for students to engage in scientific and engineering practices increases participation of underrepresented minorities in science [8-12].
The importance of addressing both knowledge and practice is not unique to this framework. In 1993, the Benchmarks for Science Literacy of the American Association for the Advancement of Science provided standards for students’ engagement in scientific inquiry . In 1996, the National Science Education Standards of the NRC emphasized five essential features of scientific inquiry . Two more recent NRC reports also recommended that students’ learning experiences in science should provide them with opportunities to engage in specific practices [4, 5]. The contribution of this framework is the provision of a set of scientific and engineering practices that are appropriate for K-12 students and moreover that reflect the practices routinely used by professional scientists.
Recommendation 5: Standards should include performance expectations that integrate the scientific and engineering practices with the crosscutting concepts and disciplinary core ideas. These expectations should include criteria for identifying successful performance and require that students demonstrate an ability to use and apply knowledge.
Chapter 9 further provides two examples of how performance expectations for particular life science and physical science component ideas could be integrated with core ideas, as well as with concepts and practices, across the grades (see Tables 9-1 and 9-2).
Developing performance expectations is a major task for standards developers, but it is an effort worth making; performance expectations and criteria for successful performance are essential in order for standards to fulfill their role of supporting assessment development and setting achievement standards . An exhaustive description of every performance level for every standard is unrealistic, but at a minimum the performance expectations should describe the major criteria of successful performance .

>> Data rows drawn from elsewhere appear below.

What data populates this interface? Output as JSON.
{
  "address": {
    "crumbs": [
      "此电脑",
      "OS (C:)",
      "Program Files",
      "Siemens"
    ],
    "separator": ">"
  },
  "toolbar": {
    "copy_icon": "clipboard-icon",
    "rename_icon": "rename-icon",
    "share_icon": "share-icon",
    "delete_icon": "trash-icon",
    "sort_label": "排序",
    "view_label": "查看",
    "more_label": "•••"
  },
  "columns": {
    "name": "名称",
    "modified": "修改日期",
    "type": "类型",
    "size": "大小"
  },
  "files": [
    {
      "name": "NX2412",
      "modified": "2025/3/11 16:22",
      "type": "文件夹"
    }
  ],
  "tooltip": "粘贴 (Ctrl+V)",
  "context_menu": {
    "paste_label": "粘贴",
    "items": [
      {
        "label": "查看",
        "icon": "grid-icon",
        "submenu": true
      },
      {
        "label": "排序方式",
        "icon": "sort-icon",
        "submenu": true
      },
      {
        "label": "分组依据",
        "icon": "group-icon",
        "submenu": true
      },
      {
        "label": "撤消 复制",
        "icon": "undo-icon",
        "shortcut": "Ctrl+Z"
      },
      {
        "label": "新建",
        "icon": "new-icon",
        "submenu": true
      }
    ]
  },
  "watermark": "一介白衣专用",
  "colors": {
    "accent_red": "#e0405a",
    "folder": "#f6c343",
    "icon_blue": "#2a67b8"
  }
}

Recommendation 6: Standards should incorporate boundary statements. That is, for a given core idea at a given grade level, standards developers should include guidance not only about what needs to be taught but also about what does not need to be taught in order for students to achieve the standard.